and $A \cup \{y\}$, and both of them are seen to be valid.
In this way, we gain a factor of $2$
any time we add one cell as above to $T$.
Since we can achieve any Young tableau in this way,
the induction is complete.
\end{proof}
\pagebreak
\subsection{JMO 2019/6, proposed by Yannick Yao}
\textsl{Available online at \url{https://aops.com/community/p12195834}.}
\begin{mdframed}[style=mdpurplebox,frametitle={Problem statement}]
Let $m$ and $n$ be relatively prime positive integers.
The numbers $\frac mn$ and $\frac nm$ are written on a blackboard.
At any point, Evan may pick two of the numbers $x$ and $y$
written on the board and write either their arithmetic mean $\half(x+y)$
or their harmonic mean $\frac{2xy}{x+y}$.
For which $(m,n)$ can Evan write $1$ on the board in finitely many steps?
\end{mdframed}
We claim this is possible if and only $m+n$ is a power of $2$.
Let $q = m/n$, so the numbers on the board
are $q$ and $1/q$.
\textbf{Impossibility}:
The main idea is the following.
\begin{claim*}
Suppose $p$ is an odd prime.
Then if the initial numbers on the board are $-1 \pmod p$,
then all numbers on the board are $-1 \pmod p$.

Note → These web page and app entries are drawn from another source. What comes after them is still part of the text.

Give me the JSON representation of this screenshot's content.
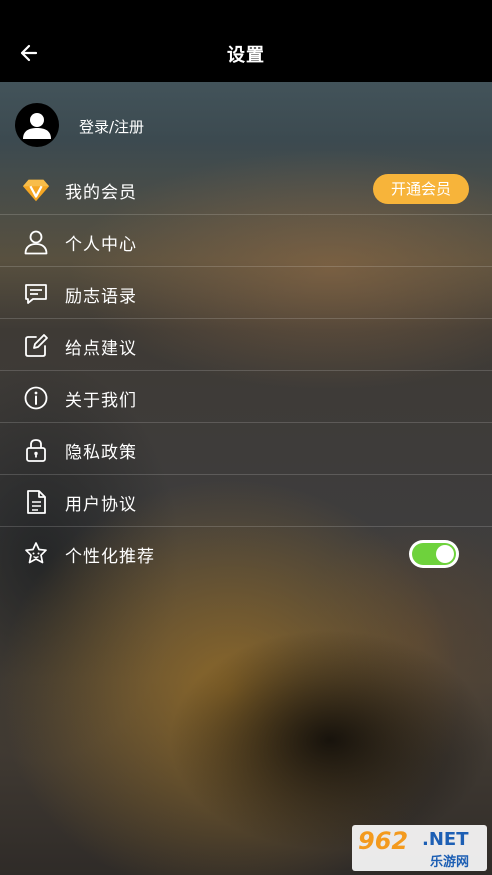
{
  "header": {
    "title": "设置",
    "back_icon": "arrow-left-icon"
  },
  "login": {
    "label": "登录/注册",
    "avatar_icon": "user-avatar-icon"
  },
  "menu": [
    {
      "label": "我的会员",
      "icon": "diamond-v-icon",
      "action_label": "开通会员"
    },
    {
      "label": "个人中心",
      "icon": "person-icon"
    },
    {
      "label": "励志语录",
      "icon": "message-icon"
    },
    {
      "label": "给点建议",
      "icon": "edit-icon"
    },
    {
      "label": "关于我们",
      "icon": "info-icon"
    },
    {
      "label": "隐私政策",
      "icon": "lock-icon"
    },
    {
      "label": "用户协议",
      "icon": "document-icon"
    },
    {
      "label": "个性化推荐",
      "icon": "star-face-icon",
      "toggle_on": true
    }
  ],
  "colors": {
    "vip_button": "#f7b43a",
    "toggle_on": "#6ed23c",
    "header_bg": "#000000"
  },
  "watermark": {
    "number": "962",
    "domain": ".NET",
    "site_name": "乐游网"
  }
}
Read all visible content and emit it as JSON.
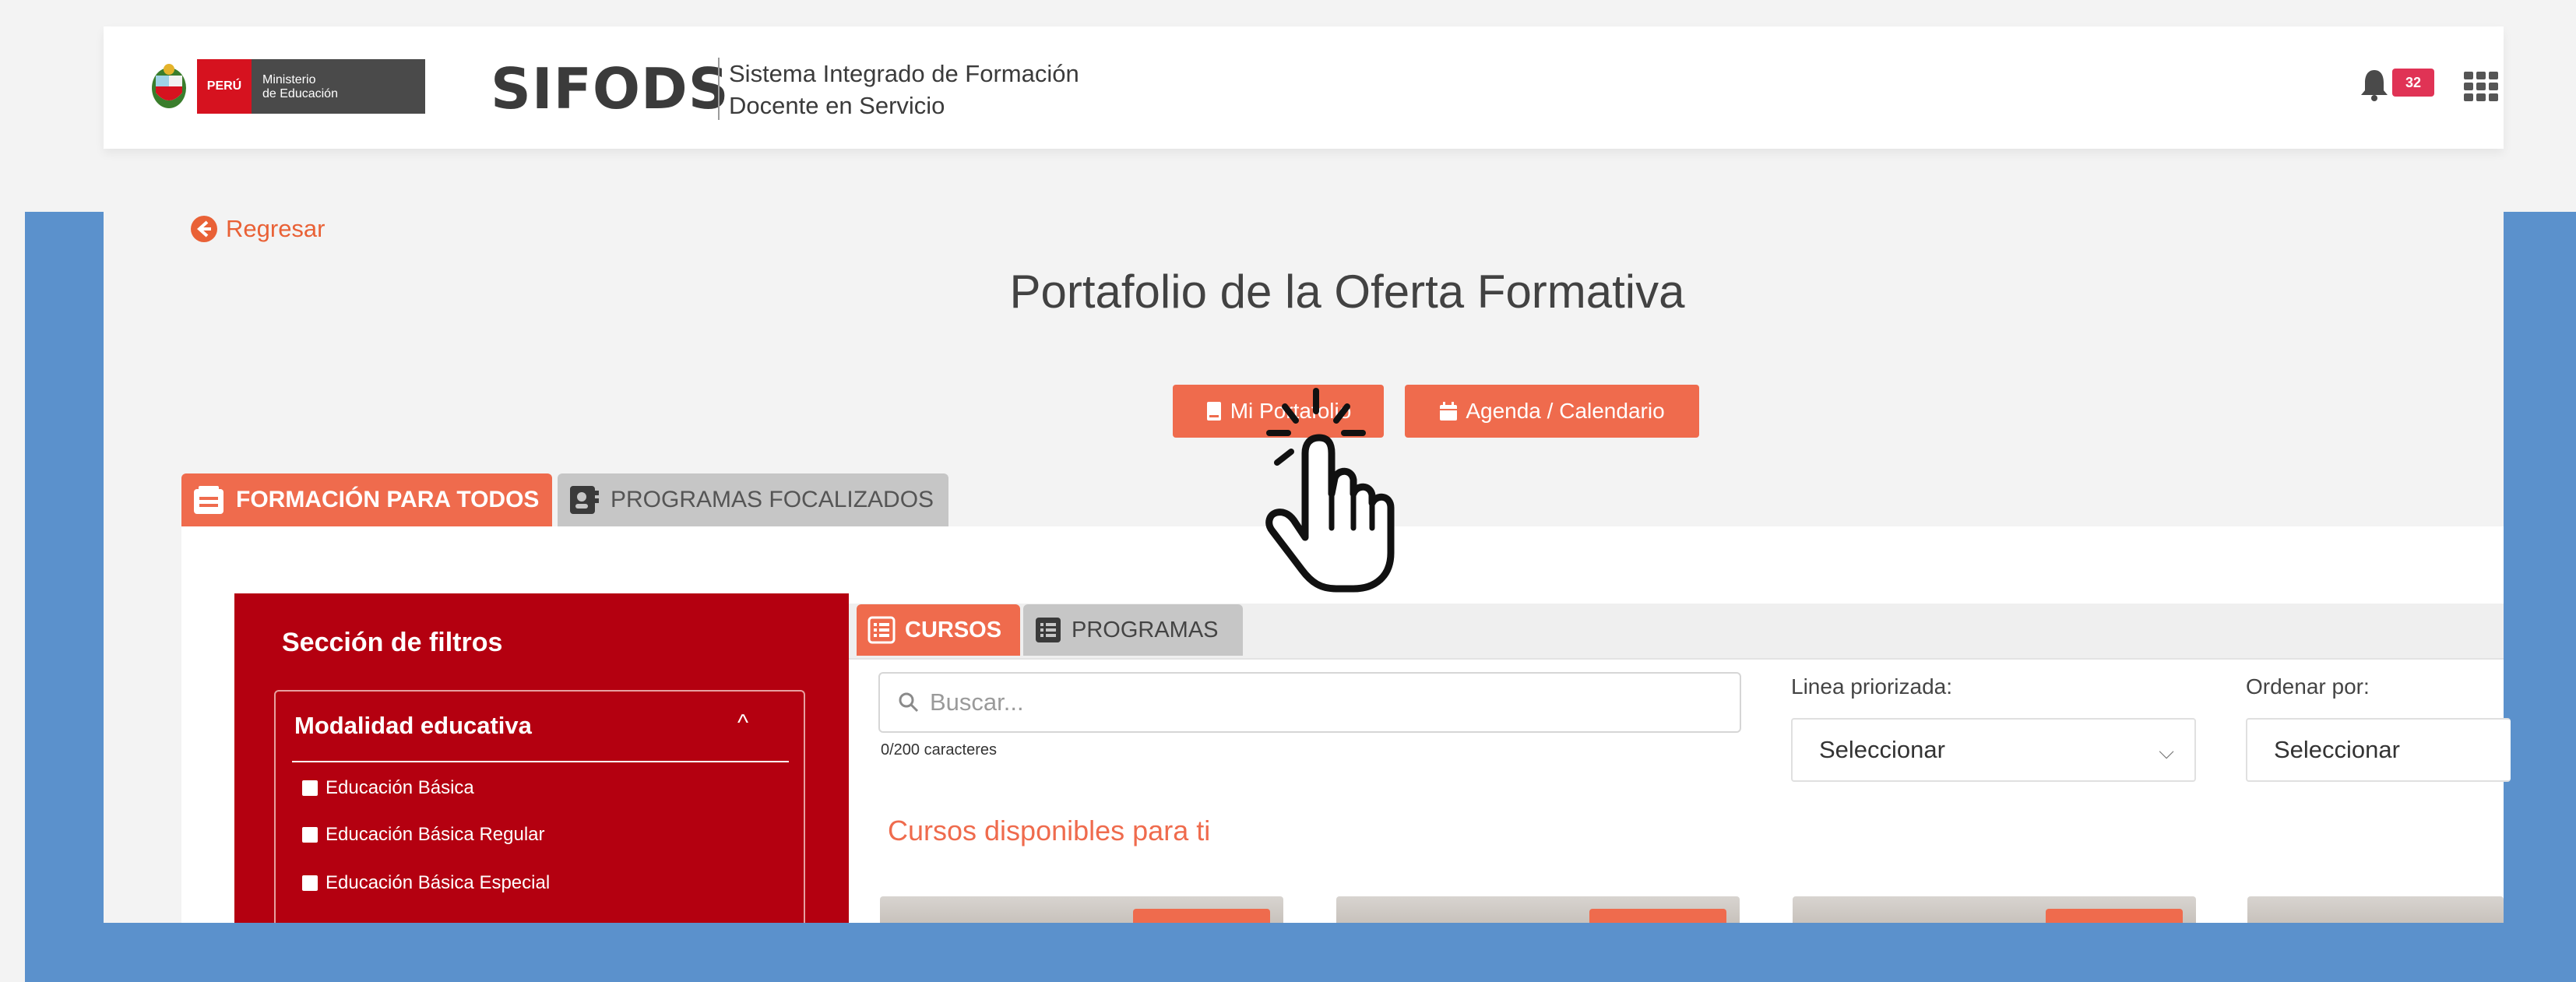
{
  "header": {
    "country": "PERÚ",
    "ministry_line1": "Ministerio",
    "ministry_line2": "de Educación",
    "brand": "SIFODS",
    "brand_sub_line1": "Sistema Integrado de Formación",
    "brand_sub_line2": "Docente en Servicio",
    "notifications_count": "32"
  },
  "nav": {
    "back_label": "Regresar"
  },
  "page": {
    "title": "Portafolio de la Oferta Formativa",
    "btn_portfolio": "Mi Portafolio",
    "btn_agenda": "Agenda / Calendario"
  },
  "main_tabs": [
    {
      "label": "FORMACIÓN PARA TODOS"
    },
    {
      "label": "PROGRAMAS FOCALIZADOS"
    }
  ],
  "filters": {
    "title": "Sección de filtros",
    "group": "Modalidad educativa",
    "options": [
      "Educación Básica",
      "Educación Básica Regular",
      "Educación Básica Especial"
    ]
  },
  "sub_tabs": [
    {
      "label": "CURSOS"
    },
    {
      "label": "PROGRAMAS"
    }
  ],
  "search": {
    "placeholder": "Buscar...",
    "counter": "0/200 caracteres"
  },
  "line_select": {
    "label": "Linea priorizada:",
    "value": "Seleccionar"
  },
  "order_select": {
    "label": "Ordenar por:",
    "value": "Seleccionar"
  },
  "courses": {
    "heading": "Cursos disponibles para ti"
  },
  "colors": {
    "accent": "#ef6b4d",
    "filter_bg": "#b40010",
    "frame_blue": "#5b91cc",
    "badge": "#e03355"
  },
  "icons": [
    "emblem-icon",
    "bell-icon",
    "apps-grid-icon",
    "back-arrow-icon",
    "book-icon",
    "calendar-icon",
    "tab-list-icon",
    "contact-book-icon",
    "search-icon",
    "chevron-up-icon",
    "chevron-down-icon",
    "hand-pointer-icon"
  ]
}
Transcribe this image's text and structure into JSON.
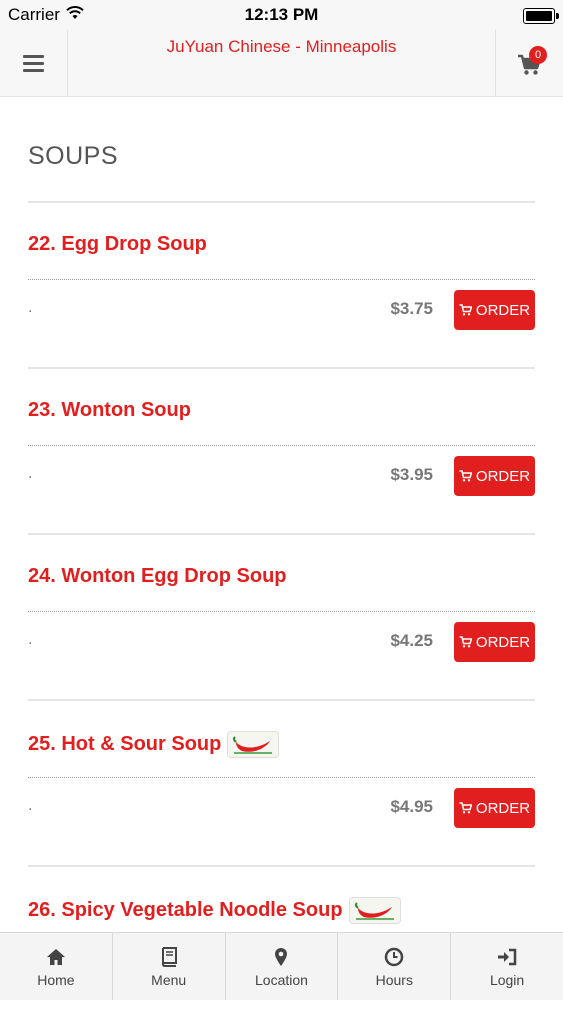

\end{claim*}
\begin{proof}
Let $a \equiv b \equiv -1 \pmod p$.
Note that $2 \not\equiv 0 \pmod p$
and $a+b \equiv -2 \not\equiv 0 \pmod p$.
Thus $\frac{a+b}{2}$ and $\frac{2ab}{a+b}$
both make sense modulo $p$ and are equal to $-1 \pmod p$.
\end{proof}
Thus if there exists \emph{any} odd prime divisor
$p$ of $m+n$
(implying $p \nmid mn$), then
\[ q \equiv \frac1q \equiv -1 \pmod p. \]
and hence all numbers will be $-1 \pmod p$ forever.
This implies that it's impossible to write $1$,
whenever $m+n$ is divisible by some odd prime.
\bigskip
\textbf{Construction}:
Conversely, suppose $m+n$ is a power of $2$.
We will actually construct $1$ without even using the harmonic mean.
\begin{center}
\begin{asy}
unitsize(1.2cm);
draw( (-4,0)--(4,0) );
dot("$q$", (-4,0), dir(-90), blue);
dot("$q^{-1}$", (4,0), dir(-90), blue);
dot("$\frac{q+q^{-1}}{2}$", (0,0), dir(-90), blue);
dot("$\frac{3q+q^{-1}}{4}$", (-2,0), dir(-90), red);
dot("$\frac{q+3q^{-1}}{4}$", (2,0), dir(-90), red);
dot("$\frac{7q+q^{-1}}{8}$", (-3,0), dir(90), deepgreen);
dot("$\frac{5q+3q^{-1}}{8}$", (-1,0), dir(90), deepgreen);
dot("$\frac{3q+5q^{-1}}{8}$", ( 1,0), dir(90), deepgreen);
dot("$\frac{q+7q^{-1}}{8}$", ( 3,0), dir(90), deepgreen);
\end{asy}
\end{center}
Note that
\[
\frac{n}{m+n} \cdot q
+ \frac{m}{m+n} \cdot \frac{1}{q}
= 1
\]
and obviously by taking appropriate midpoints
(in a binary fashion) we can achieve this using
arithmetic mean alone.
\pagebreak
\end{document}